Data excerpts
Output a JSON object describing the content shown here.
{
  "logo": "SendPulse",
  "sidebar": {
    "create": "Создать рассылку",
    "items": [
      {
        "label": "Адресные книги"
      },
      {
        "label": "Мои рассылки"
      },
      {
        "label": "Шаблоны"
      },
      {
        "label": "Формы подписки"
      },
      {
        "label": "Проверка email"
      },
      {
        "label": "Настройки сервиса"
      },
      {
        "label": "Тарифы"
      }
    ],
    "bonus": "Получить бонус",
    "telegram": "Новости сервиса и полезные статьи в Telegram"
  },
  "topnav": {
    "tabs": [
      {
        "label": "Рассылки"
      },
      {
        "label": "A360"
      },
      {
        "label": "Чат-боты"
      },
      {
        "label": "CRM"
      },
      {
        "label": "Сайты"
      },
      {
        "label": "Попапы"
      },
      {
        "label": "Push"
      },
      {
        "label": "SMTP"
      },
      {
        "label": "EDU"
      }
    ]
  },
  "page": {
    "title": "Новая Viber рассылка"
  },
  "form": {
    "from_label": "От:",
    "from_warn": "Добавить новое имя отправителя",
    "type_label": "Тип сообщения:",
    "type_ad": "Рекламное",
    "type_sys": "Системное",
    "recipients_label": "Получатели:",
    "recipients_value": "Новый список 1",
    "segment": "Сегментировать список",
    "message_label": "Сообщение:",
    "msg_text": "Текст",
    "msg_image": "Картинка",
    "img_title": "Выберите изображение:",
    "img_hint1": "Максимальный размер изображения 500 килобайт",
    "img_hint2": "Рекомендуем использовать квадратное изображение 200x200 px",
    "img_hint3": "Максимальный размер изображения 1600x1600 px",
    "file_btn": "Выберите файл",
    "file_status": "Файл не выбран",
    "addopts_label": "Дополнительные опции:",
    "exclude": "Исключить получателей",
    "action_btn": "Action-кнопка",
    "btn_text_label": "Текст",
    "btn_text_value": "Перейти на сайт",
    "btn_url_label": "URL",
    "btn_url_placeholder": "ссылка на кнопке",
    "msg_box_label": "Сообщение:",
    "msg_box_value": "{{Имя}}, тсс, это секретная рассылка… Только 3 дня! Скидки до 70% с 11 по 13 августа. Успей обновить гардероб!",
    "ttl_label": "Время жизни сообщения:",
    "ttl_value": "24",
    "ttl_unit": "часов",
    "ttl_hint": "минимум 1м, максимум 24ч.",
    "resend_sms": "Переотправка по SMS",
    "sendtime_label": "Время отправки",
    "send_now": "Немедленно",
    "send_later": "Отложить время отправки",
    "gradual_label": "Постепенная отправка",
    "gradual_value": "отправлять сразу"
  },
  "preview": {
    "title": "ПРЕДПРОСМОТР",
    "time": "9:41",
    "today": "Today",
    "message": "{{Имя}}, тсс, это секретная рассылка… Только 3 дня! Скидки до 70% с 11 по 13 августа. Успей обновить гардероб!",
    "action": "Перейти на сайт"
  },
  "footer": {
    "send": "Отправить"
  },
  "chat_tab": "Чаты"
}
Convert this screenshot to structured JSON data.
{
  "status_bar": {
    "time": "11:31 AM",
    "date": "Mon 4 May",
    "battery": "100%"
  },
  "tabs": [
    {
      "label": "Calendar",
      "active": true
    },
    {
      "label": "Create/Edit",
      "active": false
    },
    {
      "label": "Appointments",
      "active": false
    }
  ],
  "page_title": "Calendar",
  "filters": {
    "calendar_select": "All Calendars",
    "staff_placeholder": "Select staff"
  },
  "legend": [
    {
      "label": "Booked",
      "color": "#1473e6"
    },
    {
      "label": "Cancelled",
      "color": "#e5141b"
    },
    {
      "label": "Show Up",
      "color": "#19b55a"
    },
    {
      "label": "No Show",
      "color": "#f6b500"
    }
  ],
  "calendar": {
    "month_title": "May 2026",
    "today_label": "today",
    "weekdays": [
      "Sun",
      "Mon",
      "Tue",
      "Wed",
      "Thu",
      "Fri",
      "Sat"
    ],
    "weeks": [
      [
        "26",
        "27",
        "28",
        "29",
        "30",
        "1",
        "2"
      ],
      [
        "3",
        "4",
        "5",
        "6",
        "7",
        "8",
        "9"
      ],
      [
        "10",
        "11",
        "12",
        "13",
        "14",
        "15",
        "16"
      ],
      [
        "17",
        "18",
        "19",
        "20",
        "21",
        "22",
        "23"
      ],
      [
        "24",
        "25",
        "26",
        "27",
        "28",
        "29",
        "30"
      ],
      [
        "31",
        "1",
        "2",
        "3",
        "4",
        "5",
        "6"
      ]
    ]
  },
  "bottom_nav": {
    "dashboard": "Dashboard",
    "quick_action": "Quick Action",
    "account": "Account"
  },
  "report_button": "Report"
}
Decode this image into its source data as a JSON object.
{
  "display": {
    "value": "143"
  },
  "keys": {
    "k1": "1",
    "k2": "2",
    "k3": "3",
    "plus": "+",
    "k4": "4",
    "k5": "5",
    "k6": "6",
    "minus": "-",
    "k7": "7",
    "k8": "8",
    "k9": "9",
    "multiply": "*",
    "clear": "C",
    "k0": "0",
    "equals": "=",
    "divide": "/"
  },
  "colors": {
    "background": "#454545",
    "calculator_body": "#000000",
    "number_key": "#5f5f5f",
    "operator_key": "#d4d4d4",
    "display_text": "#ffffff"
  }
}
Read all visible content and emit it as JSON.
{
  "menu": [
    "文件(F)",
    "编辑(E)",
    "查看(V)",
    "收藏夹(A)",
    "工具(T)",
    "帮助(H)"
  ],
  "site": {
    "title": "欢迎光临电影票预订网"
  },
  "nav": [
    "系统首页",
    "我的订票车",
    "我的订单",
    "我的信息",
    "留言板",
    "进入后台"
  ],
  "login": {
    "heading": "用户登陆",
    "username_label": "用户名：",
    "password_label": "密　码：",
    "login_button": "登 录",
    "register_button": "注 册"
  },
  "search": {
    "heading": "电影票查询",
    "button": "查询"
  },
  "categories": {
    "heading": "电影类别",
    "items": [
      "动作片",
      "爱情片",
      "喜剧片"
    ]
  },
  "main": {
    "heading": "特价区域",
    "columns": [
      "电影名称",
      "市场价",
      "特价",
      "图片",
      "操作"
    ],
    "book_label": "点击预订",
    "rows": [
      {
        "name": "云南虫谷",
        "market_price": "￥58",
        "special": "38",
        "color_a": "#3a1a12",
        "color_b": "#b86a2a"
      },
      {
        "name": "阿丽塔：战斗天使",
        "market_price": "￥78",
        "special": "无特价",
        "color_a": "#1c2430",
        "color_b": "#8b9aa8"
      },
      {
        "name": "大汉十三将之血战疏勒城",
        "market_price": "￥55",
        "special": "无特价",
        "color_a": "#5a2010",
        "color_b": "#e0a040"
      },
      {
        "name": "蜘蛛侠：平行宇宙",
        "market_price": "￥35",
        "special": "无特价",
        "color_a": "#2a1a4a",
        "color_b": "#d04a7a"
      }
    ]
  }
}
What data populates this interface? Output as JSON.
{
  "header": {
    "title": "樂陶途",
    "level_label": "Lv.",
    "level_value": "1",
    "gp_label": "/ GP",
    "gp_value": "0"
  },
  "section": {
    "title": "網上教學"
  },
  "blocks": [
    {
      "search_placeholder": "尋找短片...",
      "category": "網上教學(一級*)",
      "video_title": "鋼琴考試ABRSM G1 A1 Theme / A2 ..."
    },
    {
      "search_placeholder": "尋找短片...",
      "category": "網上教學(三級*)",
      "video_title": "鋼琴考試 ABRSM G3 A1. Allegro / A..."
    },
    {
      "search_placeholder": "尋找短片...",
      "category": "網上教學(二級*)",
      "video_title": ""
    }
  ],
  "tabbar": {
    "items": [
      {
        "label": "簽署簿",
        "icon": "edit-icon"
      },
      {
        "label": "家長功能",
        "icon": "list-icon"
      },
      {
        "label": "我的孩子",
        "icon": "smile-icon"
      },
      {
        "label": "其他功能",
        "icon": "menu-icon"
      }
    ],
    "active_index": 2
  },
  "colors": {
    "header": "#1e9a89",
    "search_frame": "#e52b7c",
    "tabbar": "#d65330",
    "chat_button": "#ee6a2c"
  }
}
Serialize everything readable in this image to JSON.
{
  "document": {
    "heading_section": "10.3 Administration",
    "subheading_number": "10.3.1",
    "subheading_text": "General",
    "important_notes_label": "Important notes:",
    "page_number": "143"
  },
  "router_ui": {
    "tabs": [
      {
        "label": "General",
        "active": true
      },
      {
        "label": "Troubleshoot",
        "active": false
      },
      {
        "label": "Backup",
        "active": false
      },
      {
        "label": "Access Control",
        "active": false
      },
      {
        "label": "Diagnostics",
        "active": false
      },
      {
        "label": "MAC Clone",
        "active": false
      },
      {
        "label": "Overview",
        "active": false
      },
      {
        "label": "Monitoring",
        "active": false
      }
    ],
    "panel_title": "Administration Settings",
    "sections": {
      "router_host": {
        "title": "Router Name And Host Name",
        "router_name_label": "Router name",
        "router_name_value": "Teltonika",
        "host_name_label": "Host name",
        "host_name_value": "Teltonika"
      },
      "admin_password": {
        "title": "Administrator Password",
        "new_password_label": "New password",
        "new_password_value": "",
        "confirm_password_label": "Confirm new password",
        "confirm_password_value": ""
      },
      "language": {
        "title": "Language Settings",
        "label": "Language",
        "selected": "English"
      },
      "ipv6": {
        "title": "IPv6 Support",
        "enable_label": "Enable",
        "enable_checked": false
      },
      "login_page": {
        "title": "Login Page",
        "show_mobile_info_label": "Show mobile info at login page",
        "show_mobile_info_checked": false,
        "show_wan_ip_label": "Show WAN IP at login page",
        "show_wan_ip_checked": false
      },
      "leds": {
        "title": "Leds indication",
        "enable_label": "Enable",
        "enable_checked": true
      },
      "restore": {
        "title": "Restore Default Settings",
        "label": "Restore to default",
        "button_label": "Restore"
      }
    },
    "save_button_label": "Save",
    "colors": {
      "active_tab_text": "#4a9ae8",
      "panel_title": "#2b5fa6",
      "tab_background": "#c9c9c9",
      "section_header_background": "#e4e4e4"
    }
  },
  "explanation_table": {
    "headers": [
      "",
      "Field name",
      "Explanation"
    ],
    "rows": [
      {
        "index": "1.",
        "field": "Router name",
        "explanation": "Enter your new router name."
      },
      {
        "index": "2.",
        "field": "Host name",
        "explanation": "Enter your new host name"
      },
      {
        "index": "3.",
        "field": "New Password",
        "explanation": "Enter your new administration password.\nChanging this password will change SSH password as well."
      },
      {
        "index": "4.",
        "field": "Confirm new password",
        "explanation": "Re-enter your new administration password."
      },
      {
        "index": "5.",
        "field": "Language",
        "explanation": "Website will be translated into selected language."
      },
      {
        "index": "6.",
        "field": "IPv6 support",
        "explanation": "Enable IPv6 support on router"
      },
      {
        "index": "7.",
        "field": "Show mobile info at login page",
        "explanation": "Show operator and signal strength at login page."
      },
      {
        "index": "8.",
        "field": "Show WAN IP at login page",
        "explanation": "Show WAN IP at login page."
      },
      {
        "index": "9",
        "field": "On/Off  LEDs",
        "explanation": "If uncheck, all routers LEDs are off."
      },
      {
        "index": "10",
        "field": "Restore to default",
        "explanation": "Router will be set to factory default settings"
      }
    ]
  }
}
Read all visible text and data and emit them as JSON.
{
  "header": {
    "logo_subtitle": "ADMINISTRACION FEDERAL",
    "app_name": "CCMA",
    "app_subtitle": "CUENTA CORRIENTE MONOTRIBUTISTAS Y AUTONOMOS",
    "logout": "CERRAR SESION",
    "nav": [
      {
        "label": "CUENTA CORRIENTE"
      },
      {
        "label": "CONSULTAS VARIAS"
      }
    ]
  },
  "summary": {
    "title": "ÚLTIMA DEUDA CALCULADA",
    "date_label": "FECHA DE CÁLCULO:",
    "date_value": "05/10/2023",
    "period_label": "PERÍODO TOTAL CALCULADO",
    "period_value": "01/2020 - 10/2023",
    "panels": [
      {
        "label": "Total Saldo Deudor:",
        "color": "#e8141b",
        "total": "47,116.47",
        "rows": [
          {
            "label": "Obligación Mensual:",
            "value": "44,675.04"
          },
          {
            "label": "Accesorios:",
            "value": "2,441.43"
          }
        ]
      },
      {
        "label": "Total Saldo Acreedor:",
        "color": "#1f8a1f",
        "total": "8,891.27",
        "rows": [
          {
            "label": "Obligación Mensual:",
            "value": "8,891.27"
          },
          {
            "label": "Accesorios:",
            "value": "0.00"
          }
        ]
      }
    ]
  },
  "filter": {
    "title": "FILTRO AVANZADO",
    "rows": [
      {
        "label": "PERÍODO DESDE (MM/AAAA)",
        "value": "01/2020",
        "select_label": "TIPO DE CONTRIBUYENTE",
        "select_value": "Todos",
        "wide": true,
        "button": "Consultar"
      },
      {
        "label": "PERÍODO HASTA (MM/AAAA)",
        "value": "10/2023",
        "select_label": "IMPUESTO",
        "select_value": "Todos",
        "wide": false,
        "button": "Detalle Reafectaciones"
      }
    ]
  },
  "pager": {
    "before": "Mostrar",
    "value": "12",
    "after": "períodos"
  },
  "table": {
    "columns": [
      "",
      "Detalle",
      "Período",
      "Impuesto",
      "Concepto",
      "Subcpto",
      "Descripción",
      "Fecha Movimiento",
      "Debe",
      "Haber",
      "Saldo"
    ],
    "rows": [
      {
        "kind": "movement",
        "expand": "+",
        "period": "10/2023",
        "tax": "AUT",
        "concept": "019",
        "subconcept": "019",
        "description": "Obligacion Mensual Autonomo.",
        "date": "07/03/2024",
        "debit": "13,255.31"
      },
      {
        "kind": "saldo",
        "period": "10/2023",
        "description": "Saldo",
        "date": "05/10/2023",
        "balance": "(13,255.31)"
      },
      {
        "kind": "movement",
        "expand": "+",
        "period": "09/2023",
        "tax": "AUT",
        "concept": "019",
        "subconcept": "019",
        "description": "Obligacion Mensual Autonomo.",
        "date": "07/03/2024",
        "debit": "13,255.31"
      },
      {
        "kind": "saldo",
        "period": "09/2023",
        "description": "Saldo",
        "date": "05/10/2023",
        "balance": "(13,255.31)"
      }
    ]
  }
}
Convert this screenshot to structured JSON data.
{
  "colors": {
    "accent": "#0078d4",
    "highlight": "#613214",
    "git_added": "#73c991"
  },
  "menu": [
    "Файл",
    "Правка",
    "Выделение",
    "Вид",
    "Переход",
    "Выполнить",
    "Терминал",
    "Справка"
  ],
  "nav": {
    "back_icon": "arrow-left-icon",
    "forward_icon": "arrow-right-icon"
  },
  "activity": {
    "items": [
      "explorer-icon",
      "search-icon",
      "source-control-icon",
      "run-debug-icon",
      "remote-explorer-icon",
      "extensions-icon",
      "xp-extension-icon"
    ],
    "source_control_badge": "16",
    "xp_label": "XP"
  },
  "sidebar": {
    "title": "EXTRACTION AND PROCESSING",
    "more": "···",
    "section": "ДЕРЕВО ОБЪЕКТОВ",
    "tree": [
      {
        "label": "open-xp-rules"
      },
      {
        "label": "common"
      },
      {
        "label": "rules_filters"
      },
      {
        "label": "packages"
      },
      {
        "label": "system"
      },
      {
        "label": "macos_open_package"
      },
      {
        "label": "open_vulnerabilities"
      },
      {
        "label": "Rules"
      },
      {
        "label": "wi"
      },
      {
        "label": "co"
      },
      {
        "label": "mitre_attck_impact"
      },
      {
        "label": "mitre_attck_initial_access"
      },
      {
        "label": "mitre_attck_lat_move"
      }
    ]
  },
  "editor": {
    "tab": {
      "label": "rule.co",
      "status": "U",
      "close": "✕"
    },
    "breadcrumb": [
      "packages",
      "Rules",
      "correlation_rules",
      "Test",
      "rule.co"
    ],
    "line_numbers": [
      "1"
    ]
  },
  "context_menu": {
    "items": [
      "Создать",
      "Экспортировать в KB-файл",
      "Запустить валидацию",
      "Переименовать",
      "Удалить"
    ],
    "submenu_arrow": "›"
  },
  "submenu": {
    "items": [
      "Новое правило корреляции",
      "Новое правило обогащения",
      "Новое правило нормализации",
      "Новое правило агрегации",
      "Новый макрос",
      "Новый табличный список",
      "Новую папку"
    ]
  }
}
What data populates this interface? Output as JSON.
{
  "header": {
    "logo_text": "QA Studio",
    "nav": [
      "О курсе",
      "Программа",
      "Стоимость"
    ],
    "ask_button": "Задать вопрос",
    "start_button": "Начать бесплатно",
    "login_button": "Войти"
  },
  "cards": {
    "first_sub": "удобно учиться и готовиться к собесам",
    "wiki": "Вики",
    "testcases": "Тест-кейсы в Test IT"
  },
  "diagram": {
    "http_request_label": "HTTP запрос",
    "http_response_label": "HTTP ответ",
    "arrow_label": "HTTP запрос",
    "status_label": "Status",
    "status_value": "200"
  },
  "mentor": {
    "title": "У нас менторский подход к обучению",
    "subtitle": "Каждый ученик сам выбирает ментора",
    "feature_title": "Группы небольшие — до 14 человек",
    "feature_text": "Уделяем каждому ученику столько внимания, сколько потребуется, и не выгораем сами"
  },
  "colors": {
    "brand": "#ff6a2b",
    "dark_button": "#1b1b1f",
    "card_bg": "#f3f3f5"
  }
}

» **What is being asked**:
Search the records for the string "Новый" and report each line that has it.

» **Answer**:
    "recipients_value": "Новый список 1",
      "Новый макрос",
      "Новый табличный список",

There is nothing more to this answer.